Work to complete: Examine each line of the data. Copy the line if it includes the word "Dashboard".

[Entries from a dataset of interfaces]
▶

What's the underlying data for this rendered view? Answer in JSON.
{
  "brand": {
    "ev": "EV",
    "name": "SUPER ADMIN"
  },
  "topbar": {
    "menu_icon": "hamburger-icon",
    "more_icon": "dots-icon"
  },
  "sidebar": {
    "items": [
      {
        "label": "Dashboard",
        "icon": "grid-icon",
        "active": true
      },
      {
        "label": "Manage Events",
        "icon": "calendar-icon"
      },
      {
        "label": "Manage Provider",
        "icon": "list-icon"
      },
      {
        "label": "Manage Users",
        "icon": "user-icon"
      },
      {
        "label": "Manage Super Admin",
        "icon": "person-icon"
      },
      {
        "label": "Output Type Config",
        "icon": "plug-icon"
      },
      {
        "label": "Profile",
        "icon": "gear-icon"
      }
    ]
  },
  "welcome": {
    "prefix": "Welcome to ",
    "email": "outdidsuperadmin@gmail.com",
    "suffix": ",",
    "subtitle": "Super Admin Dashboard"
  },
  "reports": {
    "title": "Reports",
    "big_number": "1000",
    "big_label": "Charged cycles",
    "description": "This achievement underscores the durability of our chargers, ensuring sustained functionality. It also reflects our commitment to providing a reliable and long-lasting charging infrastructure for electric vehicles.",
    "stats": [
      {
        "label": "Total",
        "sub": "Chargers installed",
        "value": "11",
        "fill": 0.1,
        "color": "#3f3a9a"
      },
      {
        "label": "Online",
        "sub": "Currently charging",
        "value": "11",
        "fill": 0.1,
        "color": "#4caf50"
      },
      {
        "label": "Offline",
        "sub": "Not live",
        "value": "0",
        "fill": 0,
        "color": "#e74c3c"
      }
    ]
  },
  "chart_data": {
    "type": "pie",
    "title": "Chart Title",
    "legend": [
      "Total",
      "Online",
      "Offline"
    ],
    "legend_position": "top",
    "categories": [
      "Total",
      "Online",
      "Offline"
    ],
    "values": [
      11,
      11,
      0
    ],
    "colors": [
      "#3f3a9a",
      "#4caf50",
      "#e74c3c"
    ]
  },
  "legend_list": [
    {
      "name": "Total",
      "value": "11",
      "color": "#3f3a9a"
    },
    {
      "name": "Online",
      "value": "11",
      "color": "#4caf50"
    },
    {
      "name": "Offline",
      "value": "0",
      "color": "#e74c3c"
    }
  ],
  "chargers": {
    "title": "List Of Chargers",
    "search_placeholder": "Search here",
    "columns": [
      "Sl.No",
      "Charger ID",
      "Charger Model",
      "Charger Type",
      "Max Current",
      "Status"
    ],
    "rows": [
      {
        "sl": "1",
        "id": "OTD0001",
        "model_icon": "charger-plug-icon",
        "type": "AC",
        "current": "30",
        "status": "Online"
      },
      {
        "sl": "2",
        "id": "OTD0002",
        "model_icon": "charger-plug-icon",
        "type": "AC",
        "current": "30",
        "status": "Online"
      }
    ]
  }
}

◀

Exercise answer:
        "label": "Dashboard",
    "subtitle": "Super Admin Dashboard"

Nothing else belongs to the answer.